(Component data from apps and pages)

== Segment start ==

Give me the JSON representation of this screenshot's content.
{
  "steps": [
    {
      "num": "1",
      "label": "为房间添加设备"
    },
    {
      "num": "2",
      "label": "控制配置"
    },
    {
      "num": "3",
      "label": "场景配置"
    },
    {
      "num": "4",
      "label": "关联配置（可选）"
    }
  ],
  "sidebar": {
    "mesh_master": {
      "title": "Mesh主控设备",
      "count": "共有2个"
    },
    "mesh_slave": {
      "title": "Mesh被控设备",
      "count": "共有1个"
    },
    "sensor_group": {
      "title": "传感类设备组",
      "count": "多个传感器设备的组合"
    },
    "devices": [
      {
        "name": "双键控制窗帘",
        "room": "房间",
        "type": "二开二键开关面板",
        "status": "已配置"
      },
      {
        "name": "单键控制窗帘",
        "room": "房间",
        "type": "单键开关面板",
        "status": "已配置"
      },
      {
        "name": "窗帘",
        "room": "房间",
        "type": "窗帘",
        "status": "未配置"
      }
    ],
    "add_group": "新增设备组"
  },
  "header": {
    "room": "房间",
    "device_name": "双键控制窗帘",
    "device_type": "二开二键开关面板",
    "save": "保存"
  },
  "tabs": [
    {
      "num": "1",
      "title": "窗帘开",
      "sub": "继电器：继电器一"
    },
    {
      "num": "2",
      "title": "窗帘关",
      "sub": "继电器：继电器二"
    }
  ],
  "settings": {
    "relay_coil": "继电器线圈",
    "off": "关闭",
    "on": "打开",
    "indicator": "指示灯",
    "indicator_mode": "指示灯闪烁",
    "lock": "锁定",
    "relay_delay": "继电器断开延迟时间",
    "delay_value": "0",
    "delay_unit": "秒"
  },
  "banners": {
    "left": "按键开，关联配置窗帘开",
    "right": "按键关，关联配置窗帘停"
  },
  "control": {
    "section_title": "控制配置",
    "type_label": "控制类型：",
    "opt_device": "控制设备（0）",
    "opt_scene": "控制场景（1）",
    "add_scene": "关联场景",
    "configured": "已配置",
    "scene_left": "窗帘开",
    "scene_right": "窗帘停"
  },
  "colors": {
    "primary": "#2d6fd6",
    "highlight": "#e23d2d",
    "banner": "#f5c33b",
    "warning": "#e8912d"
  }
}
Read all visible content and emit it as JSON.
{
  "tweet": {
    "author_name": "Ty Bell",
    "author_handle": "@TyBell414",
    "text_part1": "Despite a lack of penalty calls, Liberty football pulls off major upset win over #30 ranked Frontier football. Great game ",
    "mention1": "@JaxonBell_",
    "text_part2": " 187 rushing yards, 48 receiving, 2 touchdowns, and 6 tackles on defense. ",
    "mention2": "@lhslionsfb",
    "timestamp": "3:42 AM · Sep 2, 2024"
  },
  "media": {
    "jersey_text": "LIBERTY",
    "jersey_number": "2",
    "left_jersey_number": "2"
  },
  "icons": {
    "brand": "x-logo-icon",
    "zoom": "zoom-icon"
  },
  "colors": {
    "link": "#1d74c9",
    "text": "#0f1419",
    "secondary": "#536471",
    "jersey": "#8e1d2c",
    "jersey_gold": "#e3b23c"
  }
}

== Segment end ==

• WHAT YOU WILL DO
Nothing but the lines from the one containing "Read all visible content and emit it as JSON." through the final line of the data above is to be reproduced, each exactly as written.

• SOLUTION FOR THIS PROBLEM
Read all visible content and emit it as JSON.
{
  "tweet": {
    "author_name": "Ty Bell",
    "author_handle": "@TyBell414",
    "text_part1": "Despite a lack of penalty calls, Liberty football pulls off major upset win over #30 ranked Frontier football. Great game ",
    "mention1": "@JaxonBell_",
    "text_part2": " 187 rushing yards, 48 receiving, 2 touchdowns, and 6 tackles on defense. ",
    "mention2": "@lhslionsfb",
    "timestamp": "3:42 AM · Sep 2, 2024"
  },
  "media": {
    "jersey_text": "LIBERTY",
    "jersey_number": "2",
    "left_jersey_number": "2"
  },
  "icons": {
    "brand": "x-logo-icon",
    "zoom": "zoom-icon"
  },
  "colors": {
    "link": "#1d74c9",
    "text": "#0f1419",
    "secondary": "#536471",
    "jersey": "#8e1d2c",
    "jersey_gold": "#e3b23c"
  }
}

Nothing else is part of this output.